A somewhat unexpected news story broke last month when the United States and China issued a joint statement announcing a series of targets established for reducing carbon dioxide emissions by 2030.
U.S. President Barack Obama met with Chinese leader Xi Jinping to discuss the efforts the two economic superpowers have been making toward creating a cleaner, more sustainable society for future generations. While nothing monumental was announced, this is yet another clear indication that companies involved in the business of converting fossil fuels into consumable energy are going to have to change some of the ways in which they do business.
In China, where soaring electricity demand has led to a surge in coal-fired generation facilities, severe air pollution has forced the government to enact new environmental policies and establish new goals. At the end of 2013, about 10% of China’s power came from non-fossil fuel sources. The new goal is to double that percentage to around 20% by 2030. China is also committing to peaking its carbon dioxide emissions by that time, despite the growing demand for power.
In the United States, where similar commitments have been made in recent years, new goals were established. The U.S. intends to reduce carbon emissions from existing power plants by 30% from 2005 levels by 2030. This represents a substantial reduction in emissions that has already been characterized as “unrealistic”. U.S. Senator Mitch McConnell has suggested that the U.S. economy could not sustain such a drastic change.
While these new targets may require some drastic changes for power companies, and perhaps the goals are even unrealistic, there is no denying the fact that changes are inevitable. It is time to start investigating the options available to companies who want to start complying.
Obviously, updating equipment at power plants will be a necessity in many cases, as newer technology is inherently more efficient. Another option that should not be overlooked is the possibility of improving efficiency and reducing emissions by using software that empowers process optimization. It has been demonstrated many times in many different industries how the right software tools can improve efficiency, increase production quality, improve safety, reduce downtime, and reveal new opportunities for optimization.

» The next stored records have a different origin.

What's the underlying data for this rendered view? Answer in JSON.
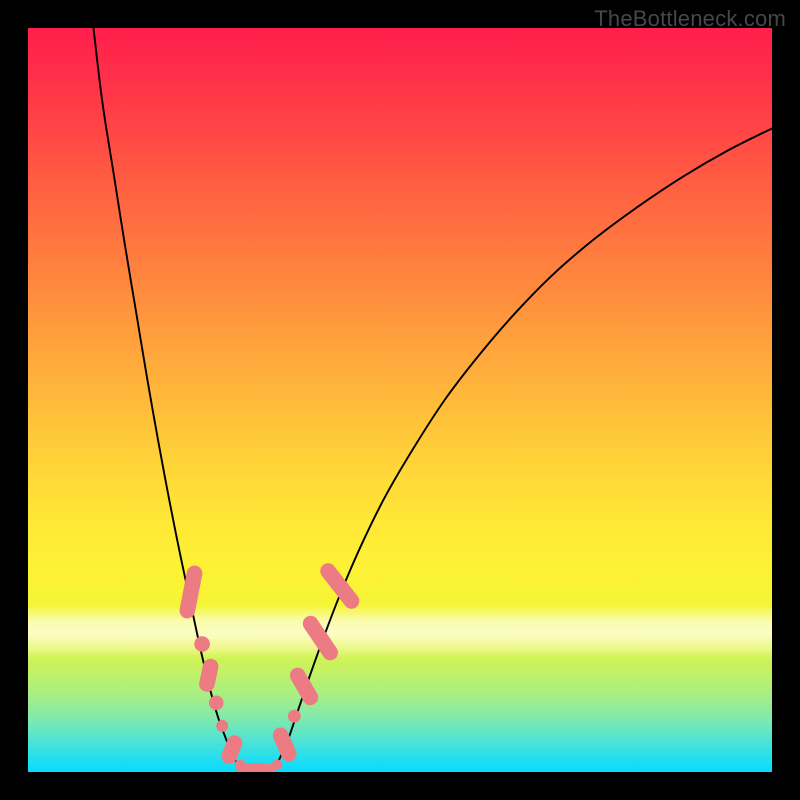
{
  "watermark": "TheBottleneck.com",
  "chart_data": {
    "type": "line",
    "title": "",
    "xlabel": "",
    "ylabel": "",
    "xlim": [
      0,
      1
    ],
    "ylim": [
      0,
      1
    ],
    "note": "Coordinates expressed as fractions of the plot area (left→right for x, top→bottom for y).",
    "series": [
      {
        "name": "left-branch",
        "x": [
          0.088,
          0.1,
          0.115,
          0.13,
          0.145,
          0.16,
          0.175,
          0.19,
          0.205,
          0.22,
          0.233,
          0.245,
          0.255,
          0.264,
          0.272,
          0.279,
          0.286
        ],
        "y": [
          0.0,
          0.1,
          0.195,
          0.29,
          0.38,
          0.47,
          0.555,
          0.635,
          0.71,
          0.78,
          0.84,
          0.89,
          0.925,
          0.95,
          0.97,
          0.985,
          0.994
        ]
      },
      {
        "name": "valley-floor",
        "x": [
          0.286,
          0.295,
          0.305,
          0.315,
          0.324,
          0.332
        ],
        "y": [
          0.994,
          0.998,
          0.999,
          0.999,
          0.998,
          0.994
        ]
      },
      {
        "name": "right-branch",
        "x": [
          0.332,
          0.34,
          0.35,
          0.362,
          0.378,
          0.397,
          0.42,
          0.448,
          0.48,
          0.518,
          0.56,
          0.606,
          0.655,
          0.707,
          0.762,
          0.82,
          0.88,
          0.94,
          1.0
        ],
        "y": [
          0.994,
          0.978,
          0.955,
          0.92,
          0.873,
          0.82,
          0.76,
          0.695,
          0.63,
          0.565,
          0.5,
          0.44,
          0.383,
          0.33,
          0.283,
          0.24,
          0.2,
          0.165,
          0.135
        ]
      }
    ],
    "markers": [
      {
        "series": "left-highlight",
        "shape": "capsule",
        "cx": 0.219,
        "cy": 0.758,
        "len": 0.072,
        "rot": -79
      },
      {
        "series": "left-highlight",
        "shape": "dot",
        "cx": 0.234,
        "cy": 0.828,
        "r": 0.0105
      },
      {
        "series": "left-highlight",
        "shape": "capsule",
        "cx": 0.243,
        "cy": 0.87,
        "len": 0.045,
        "rot": -78
      },
      {
        "series": "left-highlight",
        "shape": "dot",
        "cx": 0.253,
        "cy": 0.907,
        "r": 0.0098
      },
      {
        "series": "left-highlight",
        "shape": "dot",
        "cx": 0.261,
        "cy": 0.938,
        "r": 0.008
      },
      {
        "series": "left-highlight",
        "shape": "capsule",
        "cx": 0.274,
        "cy": 0.97,
        "len": 0.04,
        "rot": -68
      },
      {
        "series": "left-highlight",
        "shape": "dot",
        "cx": 0.285,
        "cy": 0.99,
        "r": 0.007
      },
      {
        "series": "floor-highlight",
        "shape": "capsule",
        "cx": 0.306,
        "cy": 0.999,
        "len": 0.052,
        "rot": 0
      },
      {
        "series": "right-highlight",
        "shape": "dot",
        "cx": 0.335,
        "cy": 0.99,
        "r": 0.007
      },
      {
        "series": "right-highlight",
        "shape": "capsule",
        "cx": 0.345,
        "cy": 0.963,
        "len": 0.048,
        "rot": 66
      },
      {
        "series": "right-highlight",
        "shape": "dot",
        "cx": 0.358,
        "cy": 0.925,
        "r": 0.0086
      },
      {
        "series": "right-highlight",
        "shape": "capsule",
        "cx": 0.371,
        "cy": 0.885,
        "len": 0.055,
        "rot": 60
      },
      {
        "series": "right-highlight",
        "shape": "capsule",
        "cx": 0.393,
        "cy": 0.82,
        "len": 0.068,
        "rot": 56
      },
      {
        "series": "right-highlight",
        "shape": "capsule",
        "cx": 0.419,
        "cy": 0.75,
        "len": 0.072,
        "rot": 52
      }
    ],
    "marker_color": "#ed7b84"
  }
}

Existing power plants must find a way to decrease emissions by 30% while keeping up with the substantial demand of the average consumer. That will likely mean they have to find ways to get the same amount of accountable power generation from fewer resources. Ultimately, the solution for most companies will require an investment in both new hardware and new software. Before you go out pricing the latest, cleaner generating technology, take some time to consider the software options that may be available to help you get more from your current processes.